DATA RECORDS below:

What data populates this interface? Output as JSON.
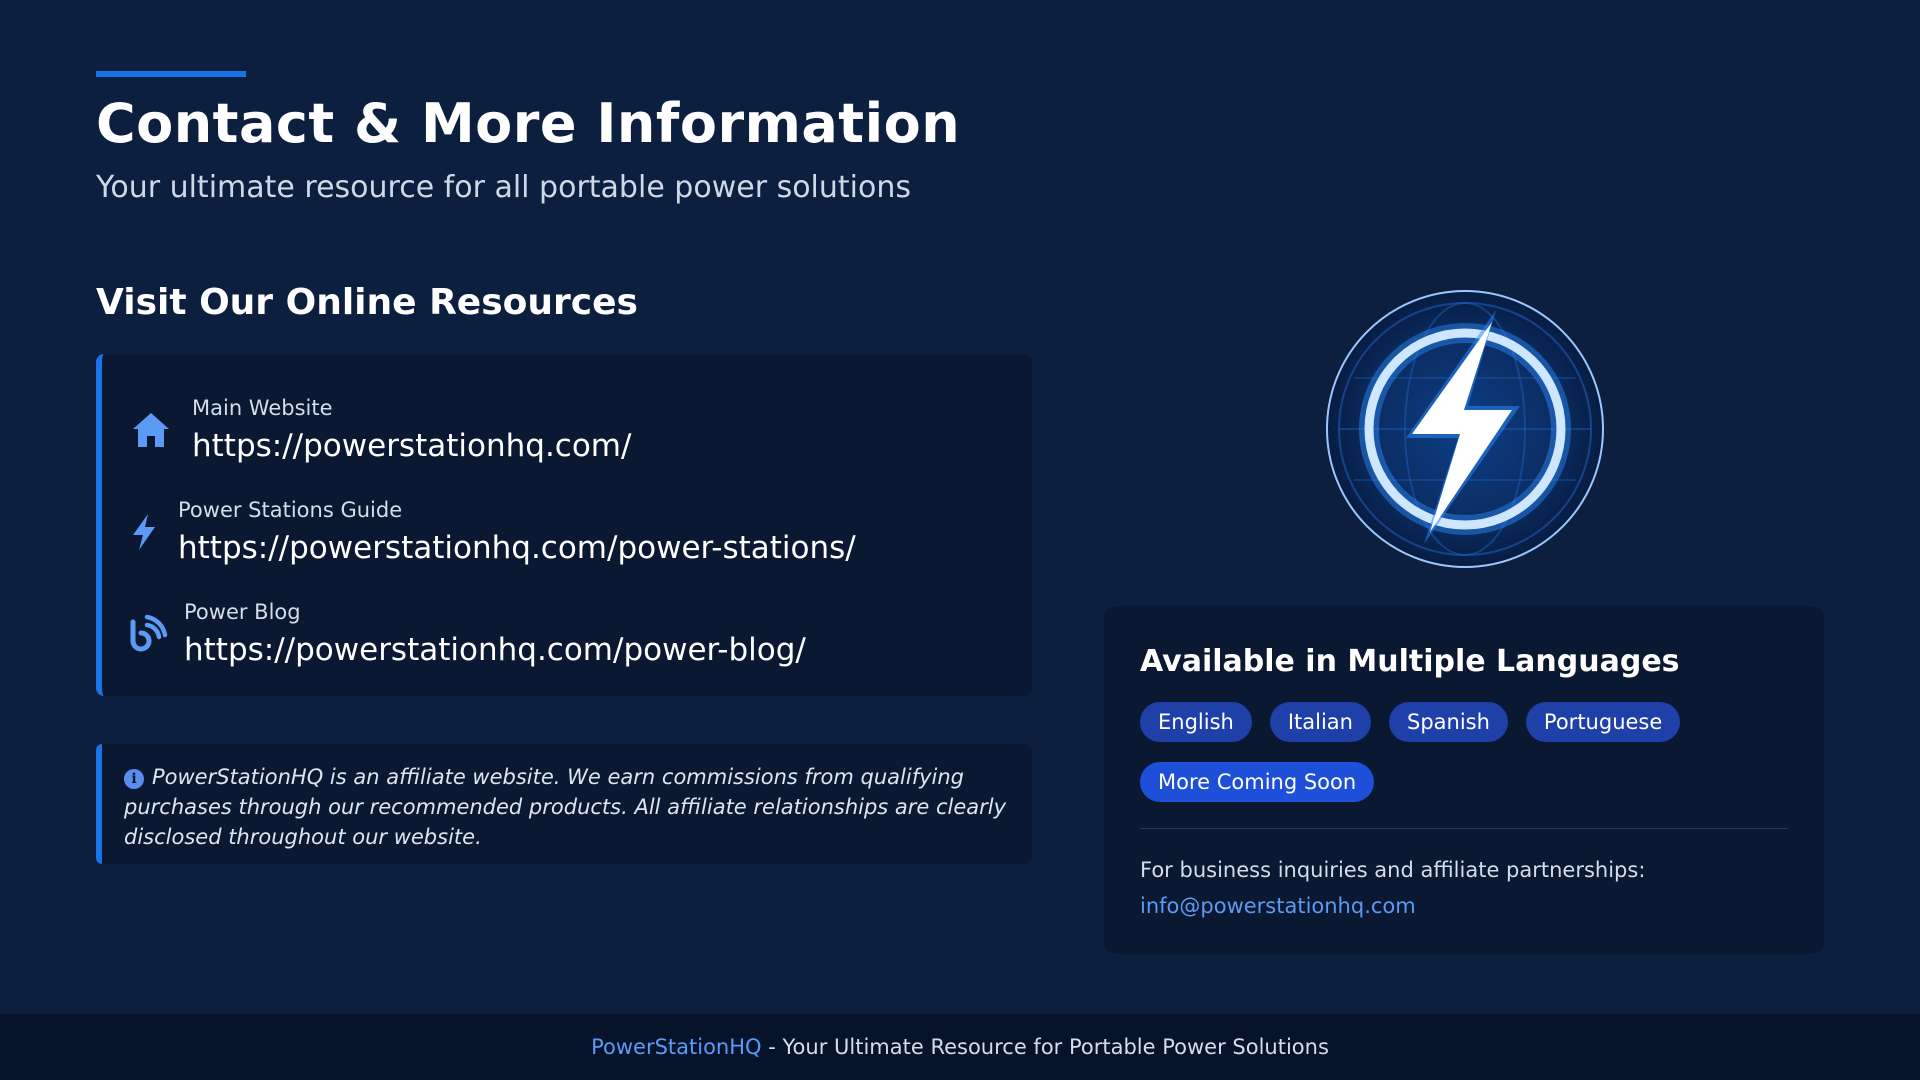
{
  "header": {
    "title": "Contact & More Information",
    "subtitle": "Your ultimate resource for all portable power solutions"
  },
  "resources": {
    "heading": "Visit Our Online Resources",
    "items": [
      {
        "label": "Main Website",
        "url": "https://powerstationhq.com/",
        "icon": "home-icon"
      },
      {
        "label": "Power Stations Guide",
        "url": "https://powerstationhq.com/power-stations/",
        "icon": "bolt-icon"
      },
      {
        "label": "Power Blog",
        "url": "https://powerstationhq.com/power-blog/",
        "icon": "blog-icon"
      }
    ]
  },
  "disclaimer": {
    "text": "PowerStationHQ is an affiliate website. We earn commissions from qualifying purchases through our recommended products. All affiliate relationships are clearly disclosed throughout our website.",
    "icon": "info-icon"
  },
  "languages": {
    "title": "Available in Multiple Languages",
    "tags": [
      "English",
      "Italian",
      "Spanish",
      "Portuguese",
      "More Coming Soon"
    ],
    "inquiry_text": "For business inquiries and affiliate partnerships:",
    "email": "info@powerstationhq.com"
  },
  "footer": {
    "brand": "PowerStationHQ",
    "tagline": " - Your Ultimate Resource for Portable Power Solutions"
  },
  "colors": {
    "background": "#0c1f3e",
    "card": "#0a1831",
    "accent": "#1a73e8",
    "link": "#5b9bf5",
    "tag": "#1e40a8"
  }
}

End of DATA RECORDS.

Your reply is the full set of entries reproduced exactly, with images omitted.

* PROBLEM SOLUTION:
What data populates this interface? Output as JSON.
{
  "header": {
    "title": "Contact & More Information",
    "subtitle": "Your ultimate resource for all portable power solutions"
  },
  "resources": {
    "heading": "Visit Our Online Resources",
    "items": [
      {
        "label": "Main Website",
        "url": "https://powerstationhq.com/",
        "icon": "home-icon"
      },
      {
        "label": "Power Stations Guide",
        "url": "https://powerstationhq.com/power-stations/",
        "icon": "bolt-icon"
      },
      {
        "label": "Power Blog",
        "url": "https://powerstationhq.com/power-blog/",
        "icon": "blog-icon"
      }
    ]
  },
  "disclaimer": {
    "text": "PowerStationHQ is an affiliate website. We earn commissions from qualifying purchases through our recommended products. All affiliate relationships are clearly disclosed throughout our website.",
    "icon": "info-icon"
  },
  "languages": {
    "title": "Available in Multiple Languages",
    "tags": [
      "English",
      "Italian",
      "Spanish",
      "Portuguese",
      "More Coming Soon"
    ],
    "inquiry_text": "For business inquiries and affiliate partnerships:",
    "email": "info@powerstationhq.com"
  },
  "footer": {
    "brand": "PowerStationHQ",
    "tagline": " - Your Ultimate Resource for Portable Power Solutions"
  },
  "colors": {
    "background": "#0c1f3e",
    "card": "#0a1831",
    "accent": "#1a73e8",
    "link": "#5b9bf5",
    "tag": "#1e40a8"
  }
}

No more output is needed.